It is, in fact, no exaggeration to suggest that mathematical and scientific pursuits now constitute an alternative poetics, and that more than a passing familiarity with these disciplines is now required for educated citizenship. As George Steiner put it forty years ago:
The notion that one can exercise a rational literacy in the latter part of the twentieth century without a knowledge of calculus, without some preliminary access to topology or algebraic analysis, will soon seem a bizarre archaism. These styles and speech-forms from the grammar of number are already indispensable to many branches of modern logic, philosophy, linguistics, and psychology. They are the language of feeling where it is today most adventurous. As electronic data-processing and coding pervade more and more of the economics and social order of our lives, the mathematical illiterate will find himself cut off. A new hierarchy of menial service and stunted opportunity may develop among those whose resources continue to be purely verbal (In Bluebeard’s Castle—Some Notes Towards the Redefinition of Culture, 131-132).
Steiner’s assertions are increasingly true in the 21st century, and it is incumbent upon those of us who are committed to providing a comprehensive education for the future leaders of our culture to ensure that we provide a curriculum equal to the task. A 21st century liberal arts education worthy of the name requires the arts and the humanities and the sciences for every student, regardless of the student’s major.

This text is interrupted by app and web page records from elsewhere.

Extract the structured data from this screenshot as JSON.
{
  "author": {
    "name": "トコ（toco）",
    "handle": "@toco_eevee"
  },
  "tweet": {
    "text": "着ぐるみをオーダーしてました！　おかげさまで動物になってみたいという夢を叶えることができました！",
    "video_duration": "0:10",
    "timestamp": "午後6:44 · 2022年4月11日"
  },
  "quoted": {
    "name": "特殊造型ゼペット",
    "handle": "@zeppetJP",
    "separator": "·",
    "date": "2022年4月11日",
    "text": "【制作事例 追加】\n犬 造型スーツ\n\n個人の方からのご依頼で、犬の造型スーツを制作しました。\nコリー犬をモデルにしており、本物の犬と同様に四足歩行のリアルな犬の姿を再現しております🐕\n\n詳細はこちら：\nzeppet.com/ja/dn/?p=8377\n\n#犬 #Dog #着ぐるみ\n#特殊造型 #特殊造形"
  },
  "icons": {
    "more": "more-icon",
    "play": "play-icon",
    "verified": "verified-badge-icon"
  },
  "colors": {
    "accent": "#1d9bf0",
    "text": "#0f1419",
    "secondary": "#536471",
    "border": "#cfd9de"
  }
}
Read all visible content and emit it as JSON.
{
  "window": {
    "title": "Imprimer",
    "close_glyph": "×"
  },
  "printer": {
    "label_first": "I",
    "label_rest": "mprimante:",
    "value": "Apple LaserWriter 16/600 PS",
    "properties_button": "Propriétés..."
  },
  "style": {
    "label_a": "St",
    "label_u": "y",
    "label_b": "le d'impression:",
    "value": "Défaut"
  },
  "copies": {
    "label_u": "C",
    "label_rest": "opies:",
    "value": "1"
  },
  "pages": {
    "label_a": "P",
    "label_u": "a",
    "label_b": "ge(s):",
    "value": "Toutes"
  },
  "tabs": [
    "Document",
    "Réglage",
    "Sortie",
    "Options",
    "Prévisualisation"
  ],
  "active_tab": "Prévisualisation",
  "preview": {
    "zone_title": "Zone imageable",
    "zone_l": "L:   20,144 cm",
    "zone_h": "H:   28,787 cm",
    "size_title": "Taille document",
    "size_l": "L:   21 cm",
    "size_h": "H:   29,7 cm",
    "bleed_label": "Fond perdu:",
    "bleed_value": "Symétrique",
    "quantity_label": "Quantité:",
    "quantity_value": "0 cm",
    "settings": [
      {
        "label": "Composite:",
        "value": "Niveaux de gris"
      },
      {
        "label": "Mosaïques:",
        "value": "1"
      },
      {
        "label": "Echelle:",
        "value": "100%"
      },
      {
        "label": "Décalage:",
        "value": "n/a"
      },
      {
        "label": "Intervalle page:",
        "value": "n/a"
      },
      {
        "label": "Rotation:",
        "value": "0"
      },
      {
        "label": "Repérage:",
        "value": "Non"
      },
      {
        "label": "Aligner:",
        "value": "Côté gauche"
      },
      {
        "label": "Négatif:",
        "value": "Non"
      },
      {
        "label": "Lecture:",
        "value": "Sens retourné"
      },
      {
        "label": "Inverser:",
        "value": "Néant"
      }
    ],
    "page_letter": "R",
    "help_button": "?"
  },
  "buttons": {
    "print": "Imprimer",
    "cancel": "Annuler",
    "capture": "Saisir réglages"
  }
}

This new facility has raised the bar, not simply for the faculty and students of biology and chemistry, but for all of us, in every discipline and every office. As in all grand enterprises, having reached this new and unprecedented level of accomplishment, we must begin again to reach even higher, push ourselves and our students to achieve even more—not simply because we cannot help ourselves, cannot resist the all-too-human impulse, our defining trait since Adam ate the apple, to reach for the knowledge of the gods. But also because life on our planet depends on it—depends on scientists educated in places just like Eckerd College to imagine and to help create a future in which the civilizing and war-waging machines of the 20th century do not make life on this planet impossible for the 22nd.
Thank you, each of you in this room, and those beyond, who have made the impossible dream of this facility possible. In thanks to you, let Shakespeare have the final word.
How many goodly creatures are there here!
How beauteous mankind is! O brave new world,
That has such people in it!
(The Tempest, Act 5, Scene 1, 182-185)